“If we don’t do anything, at the current rate, if we grow the way we grew this year, you will have to bring in trailers,” Gallutia said.
As mentioned in previous meetings, these trailers can cost up to $20,000 a month to rent.
Board member John Branscum said he feels the calendar has driven the process in order to submit the staffing allotments on time. He said even though he would hate to continue putting it off, there needs to be more communication on the matter, and all the best options need to be evaluated.
“Without seeing more information, and hearing more about these other options, I just firmly cannot give a vote,” he said.
Branscum said since he has been on the board, this redistricting has brought forth more community communication than he’s seen with anything else so far, but unfortunately, it has been negative due to the way it has been handled.
“I just really feel that we need to firmly look at the options, all the options, on the table,” Branscum said. “And say hey, we looked at everything before we made a final decision.”
More deliberation followed.
A parent in the crowd began to ask a question during the discussion but was quickly told not to disrupt the meeting after the allotted time community members are given to speak.
After the warning had been given, three community members had to be escorted out by Nicholasville Police Officer Kevin Grimes. Mims was the first to go.
“I know that I will be removed for saying this, but it is clear to me that you need a public forum before voting,” Mims said before being escorted peacefully out of the meeting with two other parents who spoke out after her.
Following much of the discussion, Board Chairwoman Amy Day abstained herself from the vote because she owns property in an area that will be redistricted.
The discussion for the night ended in a 2-2 vote. Board members Hallie Bandy and Debbie Hood voted yes to option two.
Branscum and board member Bobby Welch voted no.
Option two was not passed and no official action was taken at the meeting.
It is unclear how the redistricting will pan out. One thing is for sure, the matter is far from over.
Mims said she is still requesting a public forum and she now has constructed a nine-member Community Committee on Redistricting.
“We hope that the administration and the school board will work cooperatively with us so that the concerns and perspectives of the public are thoughtfully considered in the creation of the next redistricting plan,” Mims said. “We will also advocate for a public hearing to be held well in advance of the next vote.”
The board also approved the first reading of a revision to policy 09.11, which deals with school attendance areas.
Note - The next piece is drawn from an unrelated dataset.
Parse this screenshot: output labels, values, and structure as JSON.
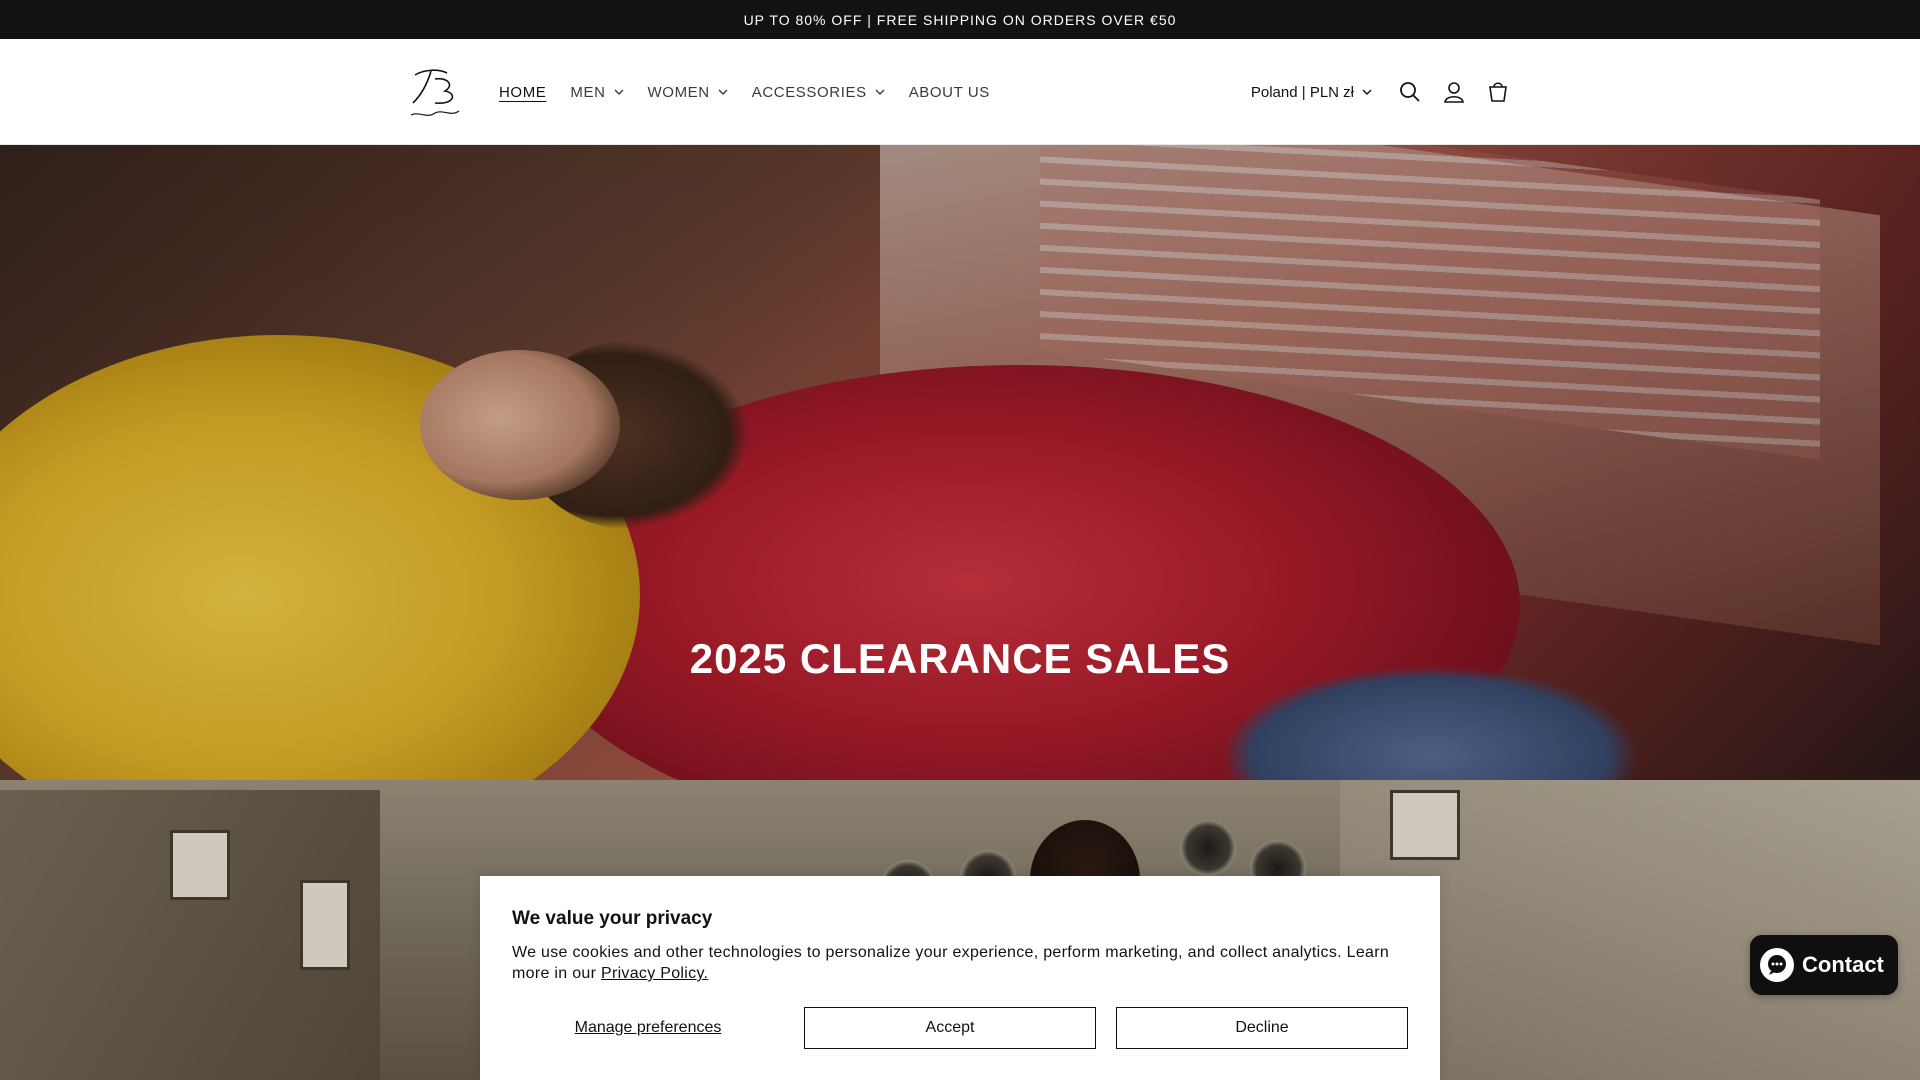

The revision would eliminate the childcare request to change attendance areas. The policy says even though the student’s permanent residence is not in a particular school’s attendance area, the child is allowed to go to that school because a babysitter or a family member who watches the child does live in the attendance area and the child rides the bus to or from school.
The revision would phase out the option of the school picking up and dropping off any new students for private child care providers beginning the 2018 – 2019 school year, and school years after that. However, it would not impact students who are in a licensed care facility within the district area or on the transportation route.
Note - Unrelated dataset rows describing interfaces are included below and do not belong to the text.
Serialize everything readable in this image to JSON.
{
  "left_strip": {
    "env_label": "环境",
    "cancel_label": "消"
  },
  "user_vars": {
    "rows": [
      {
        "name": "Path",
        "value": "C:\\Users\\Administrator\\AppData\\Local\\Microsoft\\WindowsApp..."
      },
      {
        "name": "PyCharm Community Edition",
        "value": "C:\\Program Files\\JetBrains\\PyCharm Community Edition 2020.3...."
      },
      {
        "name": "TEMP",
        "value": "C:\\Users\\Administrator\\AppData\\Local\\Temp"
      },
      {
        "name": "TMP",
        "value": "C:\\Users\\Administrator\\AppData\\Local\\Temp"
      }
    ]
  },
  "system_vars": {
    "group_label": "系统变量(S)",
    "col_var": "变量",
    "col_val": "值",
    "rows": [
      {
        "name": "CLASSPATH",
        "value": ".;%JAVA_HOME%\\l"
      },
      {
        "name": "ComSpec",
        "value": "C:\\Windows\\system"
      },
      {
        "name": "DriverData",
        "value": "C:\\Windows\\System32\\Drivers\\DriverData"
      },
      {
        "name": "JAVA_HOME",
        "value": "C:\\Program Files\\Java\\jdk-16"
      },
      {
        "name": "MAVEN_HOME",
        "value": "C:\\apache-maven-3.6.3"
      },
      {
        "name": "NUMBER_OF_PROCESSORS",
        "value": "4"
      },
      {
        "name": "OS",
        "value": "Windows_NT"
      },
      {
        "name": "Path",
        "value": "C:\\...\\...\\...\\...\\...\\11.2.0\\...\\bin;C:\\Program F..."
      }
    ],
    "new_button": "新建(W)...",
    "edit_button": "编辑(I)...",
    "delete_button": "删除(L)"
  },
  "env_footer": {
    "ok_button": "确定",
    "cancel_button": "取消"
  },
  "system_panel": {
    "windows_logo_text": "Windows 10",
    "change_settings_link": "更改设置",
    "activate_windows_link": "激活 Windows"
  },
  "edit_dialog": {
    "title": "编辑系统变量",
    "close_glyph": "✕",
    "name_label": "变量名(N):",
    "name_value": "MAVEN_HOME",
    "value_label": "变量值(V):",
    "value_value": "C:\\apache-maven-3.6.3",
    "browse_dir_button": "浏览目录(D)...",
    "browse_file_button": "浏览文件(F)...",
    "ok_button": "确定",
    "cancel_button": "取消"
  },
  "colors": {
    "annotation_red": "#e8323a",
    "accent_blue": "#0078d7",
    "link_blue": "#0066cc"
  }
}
This revision would impact all schools if passed. Currently, Rosenwald-Dunbar has approximately 29 students using the child care option according to a presentation shown at the meeting on Feb. 13.
More will be discussed on redistricting in upcoming meetings, and the second reading for policy 09.11 will be voted on at the next meeting at 6 p.m. on April 24. The next work session for the school board will be at 6 p.m. on April 10.
For more information about the redistricting, visit Jessamine County Schools website at http://bit.ly/2nA9khV.